If an adult male is new to a territory, it'll be far more cautious, and far easier to scare away in its first arrival. Once it's checked out surrounding territory and returned a few times to your feeder, nothing will keep it away. Both adults familiar with your feeders and garden will pick the most opportune time to feed. A male that's been around your garden in past years will show up and act as though it's never left. It felt secure in the past, and security is one key component of Males returning. The adult females, being far more cautious, can spook easily, but also return to their common place if they've been there before. If it's a newly arriving male or female, and you startle it, the male is a bit more likely to return than a female. New birds to a territory are always more cautious because they know the territorial ways of their own kind. This is why a new bird approaches a feeder with extreme caution. This brings me to another question. Should I avoid yard work or mowing the lawn with hummingbirds around? Here's the simplest answer. When you're expecting new birds to show up in your garden, whether in Spring or when the young first start leaving the nest, avoid anything involving noise and frequent movement. I've driven within 6 feet of one of my regular Males, with the lawn tractor, without scaring him from the feeder, and let me tell you it's not a quiet one. It's virtually impossible to get that near a female without her flying off. Young birds can be extremely naive and curious, but they're not typically used to lawnmowers and people in their natural nesting surroundings, therefore may fly off with movement and noise 50ft away or more. In their initial encounter with these unfamiliar noisy objects, you can scare young birds away permanently. However, once they become very familiar with your yard and feeders, they'll typically return repeatedly.

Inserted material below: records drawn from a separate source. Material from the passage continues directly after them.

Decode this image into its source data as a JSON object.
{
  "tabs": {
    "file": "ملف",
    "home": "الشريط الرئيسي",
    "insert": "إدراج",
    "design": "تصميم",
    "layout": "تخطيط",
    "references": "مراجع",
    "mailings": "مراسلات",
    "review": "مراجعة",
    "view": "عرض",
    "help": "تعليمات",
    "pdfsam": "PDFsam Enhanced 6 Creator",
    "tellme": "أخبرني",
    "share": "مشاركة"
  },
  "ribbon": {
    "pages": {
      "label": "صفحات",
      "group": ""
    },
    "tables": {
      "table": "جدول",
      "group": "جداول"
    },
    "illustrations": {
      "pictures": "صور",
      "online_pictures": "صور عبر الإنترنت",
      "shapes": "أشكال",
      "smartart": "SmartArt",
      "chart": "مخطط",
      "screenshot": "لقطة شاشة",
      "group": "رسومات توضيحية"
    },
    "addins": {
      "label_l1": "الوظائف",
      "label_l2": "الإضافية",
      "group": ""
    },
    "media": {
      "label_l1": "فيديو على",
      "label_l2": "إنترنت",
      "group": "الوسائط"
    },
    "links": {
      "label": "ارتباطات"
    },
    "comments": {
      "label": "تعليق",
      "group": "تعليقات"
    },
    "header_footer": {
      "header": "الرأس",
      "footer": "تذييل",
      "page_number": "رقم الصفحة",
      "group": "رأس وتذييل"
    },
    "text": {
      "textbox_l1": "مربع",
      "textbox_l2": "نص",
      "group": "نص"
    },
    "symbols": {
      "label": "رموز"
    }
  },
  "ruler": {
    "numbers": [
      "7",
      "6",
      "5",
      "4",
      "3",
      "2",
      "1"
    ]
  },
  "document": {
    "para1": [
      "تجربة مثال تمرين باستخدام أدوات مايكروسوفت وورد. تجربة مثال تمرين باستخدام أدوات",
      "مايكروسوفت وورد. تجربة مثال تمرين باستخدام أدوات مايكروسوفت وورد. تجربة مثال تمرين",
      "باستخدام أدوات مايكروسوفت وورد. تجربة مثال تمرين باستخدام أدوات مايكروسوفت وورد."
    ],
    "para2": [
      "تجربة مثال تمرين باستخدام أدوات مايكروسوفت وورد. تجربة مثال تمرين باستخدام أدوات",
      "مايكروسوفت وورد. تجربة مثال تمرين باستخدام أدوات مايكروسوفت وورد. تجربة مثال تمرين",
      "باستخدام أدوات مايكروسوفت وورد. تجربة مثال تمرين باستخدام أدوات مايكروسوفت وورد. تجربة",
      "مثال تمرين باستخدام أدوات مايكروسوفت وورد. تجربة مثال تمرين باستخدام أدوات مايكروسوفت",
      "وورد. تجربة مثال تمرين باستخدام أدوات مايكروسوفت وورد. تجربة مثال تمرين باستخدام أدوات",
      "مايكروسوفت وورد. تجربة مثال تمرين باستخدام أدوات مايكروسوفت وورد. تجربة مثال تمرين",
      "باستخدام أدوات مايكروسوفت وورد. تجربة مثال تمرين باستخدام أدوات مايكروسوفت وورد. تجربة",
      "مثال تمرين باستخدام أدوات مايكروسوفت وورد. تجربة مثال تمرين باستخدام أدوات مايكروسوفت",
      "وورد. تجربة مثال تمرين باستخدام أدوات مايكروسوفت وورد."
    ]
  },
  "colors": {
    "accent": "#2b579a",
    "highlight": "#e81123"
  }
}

In saying all this, this is how I would act in respect to these circumstances. In Spring when I anticipate their return, I mow the lawn and complete all the necessary yard work before they arrive. And for the next 2 to 3 weeks, all of these activities are halted. This means you have to know when the hummingbirds will arrive in your garden, and once you do this for several years you'll be able to narrow down the arrival time to one or two days. Later in the season, when the young birds are about to leave the nest, the yard work is halted again.
Ultimately all of this is done to prevent all new birds to my garden from being scared away before they've learned just how great it's been prepared, just for them.